Also, a changing awareness that divinity doesn’t give a damn about your sexuality, and that the biggest thing that we can do, in whatever paths we work in, is to help people, who are perhaps trapped in a heterosexual dream, to see a wider reality. The relationship that deities have with us is to see us live our lives to the full; they don’t give a damn what your sexuality is, and it’s really wrong to impose that upon them.
Q: Do you think that HOBLink could help to uncover any gay-positive myths that have so far been hidden?
Gordon: I think that it’s the sort of thing that a lot of people, both within the network, and outside of it, are looking at already, and it might be that HOBLink could be a vehicle to promote those through publications, etc.
Q: Is there anything that you’d recommend to people in the way of reading?
Gordon: There’s Living the Spirit, which is a modern Native American work, looking back on their sexual traditions and looking at them in the modern context and reclaiming them.
On the whole there seems to be very little in the way of useful publications. If we can get some money together and somebody to write them, then perhaps we can produce some books. Folk stories and myths are crucial and I’d be supportive of publishing rediscovered collections of myth or folklore, rather than the more academic treatises on our role.
Q: Does HOBLink have an educational role to play then?
Gordon: Yes, as an agent for raising awareness. Also, I think people have a great tendency to make magick ‘safe’, and this safety is in hiding from things in society which they don’t like, which in some cases, is us. Magick, more than anything else, is about honesty, and personal honesty. You cannot be honest with yourself and your community if you hide from it.
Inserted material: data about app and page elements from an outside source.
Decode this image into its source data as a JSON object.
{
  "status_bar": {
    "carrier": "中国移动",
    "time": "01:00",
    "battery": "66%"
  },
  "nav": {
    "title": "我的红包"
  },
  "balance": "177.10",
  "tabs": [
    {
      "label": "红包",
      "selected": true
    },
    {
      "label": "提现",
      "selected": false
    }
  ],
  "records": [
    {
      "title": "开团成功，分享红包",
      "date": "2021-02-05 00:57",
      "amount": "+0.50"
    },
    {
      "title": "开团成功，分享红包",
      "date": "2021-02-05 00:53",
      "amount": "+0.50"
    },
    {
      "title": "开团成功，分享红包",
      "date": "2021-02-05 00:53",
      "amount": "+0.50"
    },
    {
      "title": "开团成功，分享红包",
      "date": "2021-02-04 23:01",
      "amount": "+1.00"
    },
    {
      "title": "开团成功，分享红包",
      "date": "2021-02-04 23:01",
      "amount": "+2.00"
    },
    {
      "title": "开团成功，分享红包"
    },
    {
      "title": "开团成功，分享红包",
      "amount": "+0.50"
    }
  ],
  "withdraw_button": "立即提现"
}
Q: One criticism which has been lodged at Wicca, for example, is the rigid adherence to ‘polarity’ within very narrowly-defined terms - forgetting that ‘male & female’ can exist within one individual.
Gordon: If you are wholly male, with no trace of the goddess in you, then there’s something horribly wrong, and you’re completely unbalanced. I don’t think HOBs are any more balanced than anyone else, but perhaps we are more aware of the presence of both within us.
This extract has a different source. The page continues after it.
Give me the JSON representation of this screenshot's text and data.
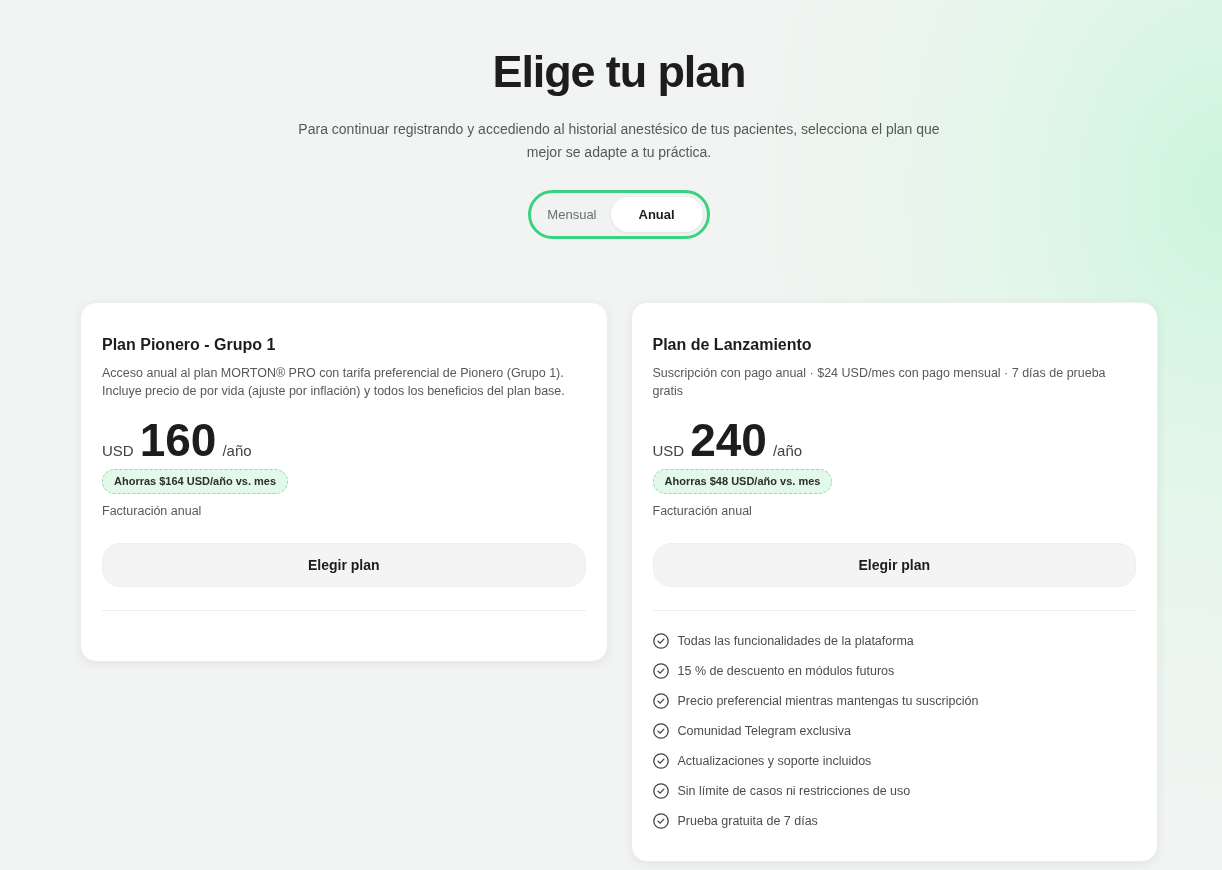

Q: Would this be due to having had to question one’s sexuality in depth?
Gordon: It sounds almost paranoid, but to be out as Gay or whatever and to be out as pagan means that you’ve gone through a double process and hopefully accepted the joy of who you are.
Q: Some say there’s a parallel between coming out as gay and coming out as a pagan.
Gordon: Either one can get you thrown out of your home or job and estranged by the community.
Q: That brings up another point. Do you think that some people in the pagan community are wary of HOBs due to the current wave of anti-occult press?
Gordon: Not that I’ve met. But I can see that as a danger. Some elements of the pagan community are trying to sell it as nice and safe and essentially middle-class and not at all threatening to society. They might well try to stuff us back into our broom cupboards. I think for paganism to try and present itself like that is a betrayal of what we stand for. For me, being pagan means working with the Earth and if I try and sell myself as a nice sweet slightly eccentric person who’s not a trouble-maker at all, then I’m betraying the Earth, because this society is destroying the Earth.